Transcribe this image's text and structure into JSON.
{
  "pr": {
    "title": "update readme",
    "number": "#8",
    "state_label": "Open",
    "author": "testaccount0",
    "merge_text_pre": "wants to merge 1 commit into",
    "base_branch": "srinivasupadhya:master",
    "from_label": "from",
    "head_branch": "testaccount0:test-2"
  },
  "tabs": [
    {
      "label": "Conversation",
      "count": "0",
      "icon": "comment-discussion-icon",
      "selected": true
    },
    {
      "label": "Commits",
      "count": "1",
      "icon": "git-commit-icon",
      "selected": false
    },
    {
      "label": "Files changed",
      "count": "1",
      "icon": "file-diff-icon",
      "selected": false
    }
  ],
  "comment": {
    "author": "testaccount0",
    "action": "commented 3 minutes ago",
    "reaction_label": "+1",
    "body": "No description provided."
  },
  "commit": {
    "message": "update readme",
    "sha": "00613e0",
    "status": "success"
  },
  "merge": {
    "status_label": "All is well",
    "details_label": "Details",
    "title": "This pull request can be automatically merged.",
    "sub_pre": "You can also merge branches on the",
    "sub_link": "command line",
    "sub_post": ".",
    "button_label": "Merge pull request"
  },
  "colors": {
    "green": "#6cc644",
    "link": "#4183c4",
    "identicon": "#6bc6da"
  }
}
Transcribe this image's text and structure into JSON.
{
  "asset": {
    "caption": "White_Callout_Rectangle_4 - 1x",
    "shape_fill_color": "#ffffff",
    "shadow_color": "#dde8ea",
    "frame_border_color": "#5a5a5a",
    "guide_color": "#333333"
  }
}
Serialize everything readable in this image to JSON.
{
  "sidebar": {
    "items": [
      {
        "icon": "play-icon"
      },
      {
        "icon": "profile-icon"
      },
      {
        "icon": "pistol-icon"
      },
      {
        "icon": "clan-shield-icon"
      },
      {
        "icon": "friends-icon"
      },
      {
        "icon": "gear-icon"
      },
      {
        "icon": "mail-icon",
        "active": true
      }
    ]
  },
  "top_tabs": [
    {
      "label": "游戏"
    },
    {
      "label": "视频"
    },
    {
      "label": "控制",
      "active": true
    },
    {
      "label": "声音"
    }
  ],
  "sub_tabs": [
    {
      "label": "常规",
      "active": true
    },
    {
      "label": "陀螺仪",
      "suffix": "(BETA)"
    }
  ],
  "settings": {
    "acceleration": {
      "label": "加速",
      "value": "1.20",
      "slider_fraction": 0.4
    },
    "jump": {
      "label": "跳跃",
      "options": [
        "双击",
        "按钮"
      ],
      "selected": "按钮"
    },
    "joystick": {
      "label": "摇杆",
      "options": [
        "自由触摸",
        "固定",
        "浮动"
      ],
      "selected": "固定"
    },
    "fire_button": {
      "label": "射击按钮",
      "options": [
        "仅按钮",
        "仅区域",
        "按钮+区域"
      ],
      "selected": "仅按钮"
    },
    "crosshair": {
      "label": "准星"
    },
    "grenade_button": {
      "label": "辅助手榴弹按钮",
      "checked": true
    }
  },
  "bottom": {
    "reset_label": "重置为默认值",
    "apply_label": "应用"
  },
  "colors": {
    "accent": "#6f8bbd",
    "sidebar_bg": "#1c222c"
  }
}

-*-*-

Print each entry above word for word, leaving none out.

ANSWER SECTION>
Transcribe this image's text and structure into JSON.
{
  "pr": {
    "title": "update readme",
    "number": "#8",
    "state_label": "Open",
    "author": "testaccount0",
    "merge_text_pre": "wants to merge 1 commit into",
    "base_branch": "srinivasupadhya:master",
    "from_label": "from",
    "head_branch": "testaccount0:test-2"
  },
  "tabs": [
    {
      "label": "Conversation",
      "count": "0",
      "icon": "comment-discussion-icon",
      "selected": true
    },
    {
      "label": "Commits",
      "count": "1",
      "icon": "git-commit-icon",
      "selected": false
    },
    {
      "label": "Files changed",
      "count": "1",
      "icon": "file-diff-icon",
      "selected": false
    }
  ],
  "comment": {
    "author": "testaccount0",
    "action": "commented 3 minutes ago",
    "reaction_label": "+1",
    "body": "No description provided."
  },
  "commit": {
    "message": "update readme",
    "sha": "00613e0",
    "status": "success"
  },
  "merge": {
    "status_label": "All is well",
    "details_label": "Details",
    "title": "This pull request can be automatically merged.",
    "sub_pre": "You can also merge branches on the",
    "sub_link": "command line",
    "sub_post": ".",
    "button_label": "Merge pull request"
  },
  "colors": {
    "green": "#6cc644",
    "link": "#4183c4",
    "identicon": "#6bc6da"
  }
}
Transcribe this image's text and structure into JSON.
{
  "asset": {
    "caption": "White_Callout_Rectangle_4 - 1x",
    "shape_fill_color": "#ffffff",
    "shadow_color": "#dde8ea",
    "frame_border_color": "#5a5a5a",
    "guide_color": "#333333"
  }
}
Serialize everything readable in this image to JSON.
{
  "sidebar": {
    "items": [
      {
        "icon": "play-icon"
      },
      {
        "icon": "profile-icon"
      },
      {
        "icon": "pistol-icon"
      },
      {
        "icon": "clan-shield-icon"
      },
      {
        "icon": "friends-icon"
      },
      {
        "icon": "gear-icon"
      },
      {
        "icon": "mail-icon",
        "active": true
      }
    ]
  },
  "top_tabs": [
    {
      "label": "游戏"
    },
    {
      "label": "视频"
    },
    {
      "label": "控制",
      "active": true
    },
    {
      "label": "声音"
    }
  ],
  "sub_tabs": [
    {
      "label": "常规",
      "active": true
    },
    {
      "label": "陀螺仪",
      "suffix": "(BETA)"
    }
  ],
  "settings": {
    "acceleration": {
      "label": "加速",
      "value": "1.20",
      "slider_fraction": 0.4
    },
    "jump": {
      "label": "跳跃",
      "options": [
        "双击",
        "按钮"
      ],
      "selected": "按钮"
    },
    "joystick": {
      "label": "摇杆",
      "options": [
        "自由触摸",
        "固定",
        "浮动"
      ],
      "selected": "固定"
    },
    "fire_button": {
      "label": "射击按钮",
      "options": [
        "仅按钮",
        "仅区域",
        "按钮+区域"
      ],
      "selected": "仅按钮"
    },
    "crosshair": {
      "label": "准星"
    },
    "grenade_button": {
      "label": "辅助手榴弹按钮",
      "checked": true
    }
  },
  "bottom": {
    "reset_label": "重置为默认值",
    "apply_label": "应用"
  },
  "colors": {
    "accent": "#6f8bbd",
    "sidebar_bg": "#1c222c"
  }
}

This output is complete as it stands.